● Data for this task:
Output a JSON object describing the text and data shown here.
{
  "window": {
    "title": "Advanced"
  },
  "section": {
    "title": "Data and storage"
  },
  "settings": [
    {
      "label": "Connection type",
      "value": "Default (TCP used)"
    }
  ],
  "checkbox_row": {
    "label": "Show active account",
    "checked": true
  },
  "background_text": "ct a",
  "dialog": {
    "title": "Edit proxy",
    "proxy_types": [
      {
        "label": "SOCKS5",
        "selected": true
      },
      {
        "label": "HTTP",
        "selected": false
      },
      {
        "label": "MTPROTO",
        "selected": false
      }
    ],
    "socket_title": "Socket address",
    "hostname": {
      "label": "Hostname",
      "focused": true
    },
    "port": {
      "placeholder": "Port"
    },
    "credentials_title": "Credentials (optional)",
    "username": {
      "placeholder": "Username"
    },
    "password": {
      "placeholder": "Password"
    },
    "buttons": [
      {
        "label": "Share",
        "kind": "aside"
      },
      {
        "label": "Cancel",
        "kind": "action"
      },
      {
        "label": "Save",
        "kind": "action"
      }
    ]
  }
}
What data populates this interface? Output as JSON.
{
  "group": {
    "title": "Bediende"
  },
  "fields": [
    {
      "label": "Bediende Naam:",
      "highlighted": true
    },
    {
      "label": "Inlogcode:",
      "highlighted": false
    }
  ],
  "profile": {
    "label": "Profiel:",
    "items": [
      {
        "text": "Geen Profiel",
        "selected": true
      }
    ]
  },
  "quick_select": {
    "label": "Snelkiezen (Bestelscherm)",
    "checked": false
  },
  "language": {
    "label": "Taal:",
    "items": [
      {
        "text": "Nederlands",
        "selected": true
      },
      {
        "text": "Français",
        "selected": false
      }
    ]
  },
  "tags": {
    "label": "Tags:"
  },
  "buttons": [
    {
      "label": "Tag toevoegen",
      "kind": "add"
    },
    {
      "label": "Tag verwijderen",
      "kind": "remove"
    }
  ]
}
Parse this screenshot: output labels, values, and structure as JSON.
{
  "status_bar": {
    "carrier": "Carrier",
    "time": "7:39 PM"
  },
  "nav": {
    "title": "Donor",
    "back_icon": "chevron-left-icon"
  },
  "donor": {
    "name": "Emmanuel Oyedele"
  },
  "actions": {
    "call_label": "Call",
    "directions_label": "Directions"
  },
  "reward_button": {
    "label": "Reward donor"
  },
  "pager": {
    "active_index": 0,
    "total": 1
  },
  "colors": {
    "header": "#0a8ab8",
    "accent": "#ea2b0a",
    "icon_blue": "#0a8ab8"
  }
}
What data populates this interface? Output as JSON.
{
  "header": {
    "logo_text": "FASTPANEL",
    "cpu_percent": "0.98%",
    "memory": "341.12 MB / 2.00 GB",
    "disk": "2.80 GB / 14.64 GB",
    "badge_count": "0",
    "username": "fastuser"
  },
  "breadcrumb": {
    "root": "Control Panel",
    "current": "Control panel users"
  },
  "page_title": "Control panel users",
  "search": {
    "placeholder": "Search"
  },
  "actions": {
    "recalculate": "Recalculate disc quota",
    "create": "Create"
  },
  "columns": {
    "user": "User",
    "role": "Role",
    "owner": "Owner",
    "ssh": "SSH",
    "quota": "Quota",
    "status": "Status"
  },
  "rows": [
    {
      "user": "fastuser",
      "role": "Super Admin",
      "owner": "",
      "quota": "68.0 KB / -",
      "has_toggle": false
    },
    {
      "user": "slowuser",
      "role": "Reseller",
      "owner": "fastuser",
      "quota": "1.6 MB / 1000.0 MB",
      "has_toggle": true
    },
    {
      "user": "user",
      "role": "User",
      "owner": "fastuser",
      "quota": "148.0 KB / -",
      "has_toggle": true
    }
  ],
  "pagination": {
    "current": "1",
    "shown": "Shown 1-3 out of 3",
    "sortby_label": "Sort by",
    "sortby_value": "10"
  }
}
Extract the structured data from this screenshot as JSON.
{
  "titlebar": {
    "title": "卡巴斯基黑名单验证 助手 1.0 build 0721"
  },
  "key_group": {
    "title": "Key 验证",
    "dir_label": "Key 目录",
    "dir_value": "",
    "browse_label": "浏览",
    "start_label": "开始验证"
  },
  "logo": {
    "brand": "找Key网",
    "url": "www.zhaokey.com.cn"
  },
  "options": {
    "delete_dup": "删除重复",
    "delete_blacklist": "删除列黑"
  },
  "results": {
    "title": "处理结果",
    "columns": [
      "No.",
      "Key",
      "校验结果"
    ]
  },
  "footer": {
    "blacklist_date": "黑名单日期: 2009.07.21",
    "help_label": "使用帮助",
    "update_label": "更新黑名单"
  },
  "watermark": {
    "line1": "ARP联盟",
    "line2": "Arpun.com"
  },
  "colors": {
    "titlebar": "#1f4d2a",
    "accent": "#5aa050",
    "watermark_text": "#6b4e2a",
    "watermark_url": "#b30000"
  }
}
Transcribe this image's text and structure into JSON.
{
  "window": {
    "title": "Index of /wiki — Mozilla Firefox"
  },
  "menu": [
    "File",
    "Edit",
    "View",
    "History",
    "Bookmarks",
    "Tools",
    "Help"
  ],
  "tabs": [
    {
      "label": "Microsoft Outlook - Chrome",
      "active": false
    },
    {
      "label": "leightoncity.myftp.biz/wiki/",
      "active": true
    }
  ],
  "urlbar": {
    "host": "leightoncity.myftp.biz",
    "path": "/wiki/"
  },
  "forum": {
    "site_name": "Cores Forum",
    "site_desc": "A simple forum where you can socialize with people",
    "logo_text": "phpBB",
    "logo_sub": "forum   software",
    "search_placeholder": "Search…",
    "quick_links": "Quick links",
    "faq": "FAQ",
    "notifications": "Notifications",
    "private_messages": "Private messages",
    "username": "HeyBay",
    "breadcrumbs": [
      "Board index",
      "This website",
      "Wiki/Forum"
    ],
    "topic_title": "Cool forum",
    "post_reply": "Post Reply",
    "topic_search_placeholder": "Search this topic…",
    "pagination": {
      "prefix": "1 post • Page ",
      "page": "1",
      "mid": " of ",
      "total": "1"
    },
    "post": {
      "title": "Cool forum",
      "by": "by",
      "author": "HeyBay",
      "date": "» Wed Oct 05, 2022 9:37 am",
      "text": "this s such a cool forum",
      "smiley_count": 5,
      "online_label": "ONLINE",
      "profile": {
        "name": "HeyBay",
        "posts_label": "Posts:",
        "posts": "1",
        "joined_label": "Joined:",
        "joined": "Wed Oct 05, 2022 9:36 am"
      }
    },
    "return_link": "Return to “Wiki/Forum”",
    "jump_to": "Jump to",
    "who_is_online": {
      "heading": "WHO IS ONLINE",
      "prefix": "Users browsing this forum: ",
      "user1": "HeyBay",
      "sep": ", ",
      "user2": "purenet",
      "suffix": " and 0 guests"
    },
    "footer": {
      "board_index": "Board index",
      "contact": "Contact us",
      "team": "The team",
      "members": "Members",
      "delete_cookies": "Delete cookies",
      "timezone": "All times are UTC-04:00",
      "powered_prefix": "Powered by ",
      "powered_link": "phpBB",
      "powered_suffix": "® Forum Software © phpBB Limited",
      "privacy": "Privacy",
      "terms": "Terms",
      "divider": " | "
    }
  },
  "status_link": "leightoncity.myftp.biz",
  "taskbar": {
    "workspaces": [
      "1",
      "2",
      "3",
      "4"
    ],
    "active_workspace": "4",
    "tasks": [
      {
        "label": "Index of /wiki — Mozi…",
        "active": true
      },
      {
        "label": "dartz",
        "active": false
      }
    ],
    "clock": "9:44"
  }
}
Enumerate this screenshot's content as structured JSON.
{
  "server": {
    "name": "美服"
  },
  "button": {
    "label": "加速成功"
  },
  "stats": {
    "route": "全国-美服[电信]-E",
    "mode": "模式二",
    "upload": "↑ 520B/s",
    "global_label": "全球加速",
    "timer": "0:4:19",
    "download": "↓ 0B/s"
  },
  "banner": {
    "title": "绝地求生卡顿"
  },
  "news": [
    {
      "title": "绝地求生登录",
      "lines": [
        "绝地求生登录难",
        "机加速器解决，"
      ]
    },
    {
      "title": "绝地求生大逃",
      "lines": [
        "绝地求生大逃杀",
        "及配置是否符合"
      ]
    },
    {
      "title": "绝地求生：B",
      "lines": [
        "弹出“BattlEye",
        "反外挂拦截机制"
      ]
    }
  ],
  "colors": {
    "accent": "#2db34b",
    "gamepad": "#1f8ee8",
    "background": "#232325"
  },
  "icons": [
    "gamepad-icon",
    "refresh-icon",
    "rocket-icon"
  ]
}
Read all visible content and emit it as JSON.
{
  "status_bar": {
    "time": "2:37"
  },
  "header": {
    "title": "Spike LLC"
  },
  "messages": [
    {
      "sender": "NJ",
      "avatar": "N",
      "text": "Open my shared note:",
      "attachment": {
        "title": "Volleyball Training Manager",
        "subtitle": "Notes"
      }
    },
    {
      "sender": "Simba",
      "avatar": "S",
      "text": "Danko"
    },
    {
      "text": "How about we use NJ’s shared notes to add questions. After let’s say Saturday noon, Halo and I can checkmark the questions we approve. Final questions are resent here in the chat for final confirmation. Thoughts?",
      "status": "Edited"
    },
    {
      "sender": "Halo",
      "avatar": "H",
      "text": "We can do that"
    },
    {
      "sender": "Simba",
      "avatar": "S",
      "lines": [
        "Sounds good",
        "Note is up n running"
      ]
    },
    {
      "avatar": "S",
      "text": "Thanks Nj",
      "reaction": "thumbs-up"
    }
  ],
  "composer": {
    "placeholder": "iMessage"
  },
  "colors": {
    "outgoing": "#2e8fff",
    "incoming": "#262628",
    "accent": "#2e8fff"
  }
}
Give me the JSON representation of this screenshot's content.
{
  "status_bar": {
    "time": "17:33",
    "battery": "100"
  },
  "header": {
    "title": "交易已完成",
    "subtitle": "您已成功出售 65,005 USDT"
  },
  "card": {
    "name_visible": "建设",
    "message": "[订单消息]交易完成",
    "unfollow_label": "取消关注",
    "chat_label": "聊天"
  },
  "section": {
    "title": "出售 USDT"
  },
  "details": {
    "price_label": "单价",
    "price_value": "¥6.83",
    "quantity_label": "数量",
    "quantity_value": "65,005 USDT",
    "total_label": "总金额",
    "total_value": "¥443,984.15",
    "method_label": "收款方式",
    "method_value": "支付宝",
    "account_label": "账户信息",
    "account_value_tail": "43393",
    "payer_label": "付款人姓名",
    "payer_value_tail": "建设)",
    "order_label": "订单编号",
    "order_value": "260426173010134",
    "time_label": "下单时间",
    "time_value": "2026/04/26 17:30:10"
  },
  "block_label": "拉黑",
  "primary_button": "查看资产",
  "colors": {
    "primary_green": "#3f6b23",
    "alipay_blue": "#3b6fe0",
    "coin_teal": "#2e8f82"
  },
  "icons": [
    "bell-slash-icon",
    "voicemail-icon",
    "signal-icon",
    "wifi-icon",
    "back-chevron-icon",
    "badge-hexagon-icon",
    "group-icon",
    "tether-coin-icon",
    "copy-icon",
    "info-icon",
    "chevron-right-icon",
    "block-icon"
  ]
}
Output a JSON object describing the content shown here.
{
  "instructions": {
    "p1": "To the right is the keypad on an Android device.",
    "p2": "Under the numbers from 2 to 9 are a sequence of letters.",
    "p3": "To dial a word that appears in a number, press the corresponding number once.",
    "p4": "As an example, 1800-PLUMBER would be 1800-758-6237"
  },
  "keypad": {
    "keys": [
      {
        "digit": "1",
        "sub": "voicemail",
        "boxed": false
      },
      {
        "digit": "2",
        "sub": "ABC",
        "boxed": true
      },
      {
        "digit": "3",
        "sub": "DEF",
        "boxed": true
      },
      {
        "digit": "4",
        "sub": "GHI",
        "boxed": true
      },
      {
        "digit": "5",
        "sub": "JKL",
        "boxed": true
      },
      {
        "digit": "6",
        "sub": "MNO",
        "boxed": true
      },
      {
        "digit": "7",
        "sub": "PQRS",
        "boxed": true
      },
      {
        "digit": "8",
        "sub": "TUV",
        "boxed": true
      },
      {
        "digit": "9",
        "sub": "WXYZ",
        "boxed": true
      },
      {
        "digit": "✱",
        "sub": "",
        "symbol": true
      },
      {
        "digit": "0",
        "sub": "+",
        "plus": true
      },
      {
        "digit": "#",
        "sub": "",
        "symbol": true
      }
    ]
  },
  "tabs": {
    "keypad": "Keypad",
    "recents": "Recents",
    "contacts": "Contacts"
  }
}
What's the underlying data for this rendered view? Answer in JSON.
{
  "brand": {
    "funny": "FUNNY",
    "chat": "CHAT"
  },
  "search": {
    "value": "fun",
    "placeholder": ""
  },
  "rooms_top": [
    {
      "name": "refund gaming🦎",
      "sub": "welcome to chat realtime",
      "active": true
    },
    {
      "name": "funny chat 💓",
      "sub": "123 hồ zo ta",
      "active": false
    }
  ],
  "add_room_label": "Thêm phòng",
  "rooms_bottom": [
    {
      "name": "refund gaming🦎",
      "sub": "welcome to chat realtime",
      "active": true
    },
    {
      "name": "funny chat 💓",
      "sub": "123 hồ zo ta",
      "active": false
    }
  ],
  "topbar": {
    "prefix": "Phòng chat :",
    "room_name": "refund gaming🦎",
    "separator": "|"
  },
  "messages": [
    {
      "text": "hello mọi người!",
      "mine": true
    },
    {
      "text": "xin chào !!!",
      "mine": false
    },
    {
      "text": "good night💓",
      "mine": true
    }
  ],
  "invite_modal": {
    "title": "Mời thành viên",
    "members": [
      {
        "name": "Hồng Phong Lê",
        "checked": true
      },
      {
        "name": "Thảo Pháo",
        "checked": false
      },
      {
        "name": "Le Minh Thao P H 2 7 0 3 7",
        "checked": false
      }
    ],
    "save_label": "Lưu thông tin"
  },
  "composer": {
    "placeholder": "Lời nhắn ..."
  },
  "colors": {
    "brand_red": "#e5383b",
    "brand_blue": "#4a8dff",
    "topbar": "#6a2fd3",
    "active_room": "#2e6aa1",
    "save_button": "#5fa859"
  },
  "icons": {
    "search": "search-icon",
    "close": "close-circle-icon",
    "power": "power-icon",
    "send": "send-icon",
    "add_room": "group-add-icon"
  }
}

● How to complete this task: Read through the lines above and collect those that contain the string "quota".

● Written reply:
    "recalculate": "Recalculate disc quota",
    "quota": "Quota",
      "quota": "68.0 KB / -",
      "quota": "1.6 MB / 1000.0 MB",
      "quota": "148.0 KB / -",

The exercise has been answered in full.